Asset and estate planning can be a daunting task, with many and varied things to consider. One important aspect which often gets forgotten is how your online presence will be managed when you are gone.
From precious family memories to silly, yet sentimental, travel photos, your social media accounts can be hugely difficult for loved ones to deal with. As well as the emotional impact of trawling through photos and documents, the practicalities of dealing with something like passwords can be added stress at an already difficult time.
So it is key to ensure that as well as your physical assets, your social media content and digital footprint are dealt with under your Will.
There are a number of matters you need to consider regarding your wishes about your social media accounts.

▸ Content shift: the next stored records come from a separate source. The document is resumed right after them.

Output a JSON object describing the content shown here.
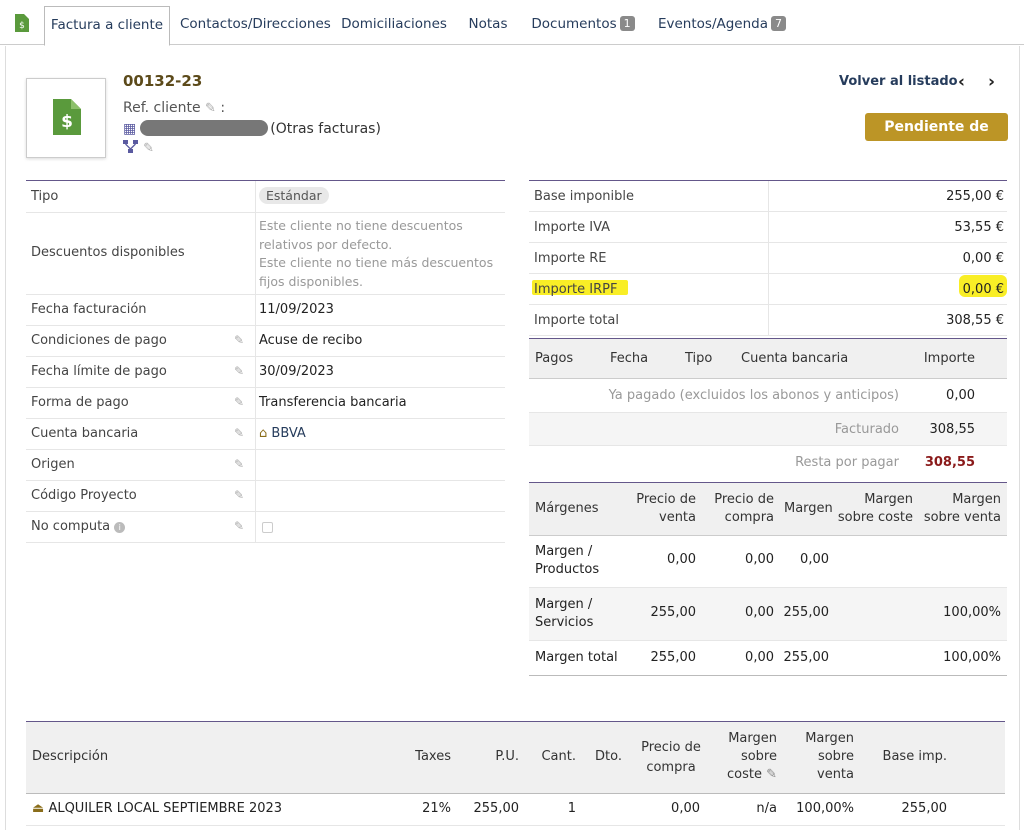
{
  "tabs": {
    "invoice": "Factura a cliente",
    "contacts": "Contactos/Direcciones",
    "debits": "Domiciliaciones",
    "notes": "Notas",
    "documents": "Documentos",
    "documents_count": "1",
    "events": "Eventos/Agenda",
    "events_count": "7"
  },
  "header": {
    "ref": "00132-23",
    "ref_client_label": "Ref. cliente",
    "ref_client_colon": ":",
    "other_invoices": "(Otras facturas)",
    "back_link": "Volver al listado",
    "prev": "‹",
    "next": "›",
    "status": "Pendiente de pago"
  },
  "fields": {
    "type_label": "Tipo",
    "type_value": "Estándar",
    "discounts_label": "Descuentos disponibles",
    "discounts_line1": "Este cliente no tiene descuentos",
    "discounts_line2": "relativos por defecto.",
    "discounts_line3": "Este cliente no tiene más descuentos",
    "discounts_line4": "fijos disponibles.",
    "date_label": "Fecha facturación",
    "date_value": "11/09/2023",
    "terms_label": "Condiciones de pago",
    "terms_value": "Acuse de recibo",
    "due_label": "Fecha límite de pago",
    "due_value": "30/09/2023",
    "method_label": "Forma de pago",
    "method_value": "Transferencia bancaria",
    "bank_label": "Cuenta bancaria",
    "bank_value": "BBVA",
    "origin_label": "Origen",
    "project_label": "Código Proyecto",
    "nocompute_label": "No computa"
  },
  "totals": {
    "base_label": "Base imponible",
    "base_value": "255,00 €",
    "iva_label": "Importe IVA",
    "iva_value": "53,55 €",
    "re_label": "Importe RE",
    "re_value": "0,00 €",
    "irpf_label": "Importe IRPF",
    "irpf_value": "0,00 €",
    "total_label": "Importe total",
    "total_value": "308,55 €"
  },
  "payments": {
    "h_pagos": "Pagos",
    "h_fecha": "Fecha",
    "h_tipo": "Tipo",
    "h_cuenta": "Cuenta bancaria",
    "h_importe": "Importe",
    "paid_label": "Ya pagado (excluidos los abonos y anticipos)",
    "paid_value": "0,00",
    "invoiced_label": "Facturado",
    "invoiced_value": "308,55",
    "remaining_label": "Resta por pagar",
    "remaining_value": "308,55"
  },
  "margins": {
    "h_margenes": "Márgenes",
    "h_pv1": "Precio de",
    "h_pv2": "venta",
    "h_pc1": "Precio de",
    "h_pc2": "compra",
    "h_margen": "Margen",
    "h_mc1": "Margen",
    "h_mc2": "sobre coste",
    "h_mv1": "Margen",
    "h_mv2": "sobre venta",
    "r1_l1": "Margen /",
    "r1_l2": "Productos",
    "r1_pv": "0,00",
    "r1_pc": "0,00",
    "r1_m": "0,00",
    "r2_l1": "Margen /",
    "r2_l2": "Servicios",
    "r2_pv": "255,00",
    "r2_pc": "0,00",
    "r2_m": "255,00",
    "r2_mv": "100,00%",
    "r3_l": "Margen total",
    "r3_pv": "255,00",
    "r3_pc": "0,00",
    "r3_m": "255,00",
    "r3_mv": "100,00%"
  },
  "lines": {
    "h_desc": "Descripción",
    "h_taxes": "Taxes",
    "h_pu": "P.U.",
    "h_cant": "Cant.",
    "h_dto": "Dto.",
    "h_pc1": "Precio de",
    "h_pc2": "compra",
    "h_mc1": "Margen",
    "h_mc2": "sobre",
    "h_mc3": "coste",
    "h_mv1": "Margen",
    "h_mv2": "sobre",
    "h_mv3": "venta",
    "h_base": "Base imp.",
    "l1_desc": "ALQUILER LOCAL SEPTIEMBRE 2023",
    "l1_tax": "21%",
    "l1_pu": "255,00",
    "l1_qty": "1",
    "l1_pc": "0,00",
    "l1_mc": "n/a",
    "l1_mv": "100,00%",
    "l1_base": "255,00"
  },
  "colors": {
    "accent": "#bc9526",
    "border": "#64578a",
    "highlight": "#f9ee26",
    "link": "#263c5c"
  }
}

For example, do you want your account(s) to be:
- Used as a memorial space by family and friends
- Remain untouched
It is important to address these issues for a number of reasons including privacy concerns, possible identity theft, and preventing the loss of valuable memorabilia and cherished memories such as photos saved in the cloud.
Social media is also a great vehicle for helping to inform friends and family of a loved one’s passing.
Social media platforms generally have specific policies in place when it comes to death. Below is a summary of each of the main channels’ procedures:
- Within Facebook settings you can select whether you want your account to be deleted or memorialised after your death.
- As it is owned by Meta, Instagram’s policy is similar to Facebook.
- The company will consider deactivating an account upon request by a family member/executor.
- The Snapchat policy is limited, and the company will delete the account but will not grant access.
Each can be very taxing for family and friends.
A Will that is accurately drafted is key to helping make it clear to all parties what you want done with your digital assets and social media.
To facilitate the process, you can choose to use a password manager. Some password managers will let you arrange for data to be provided to selected individuals on your death, including any relevant information to access your phone.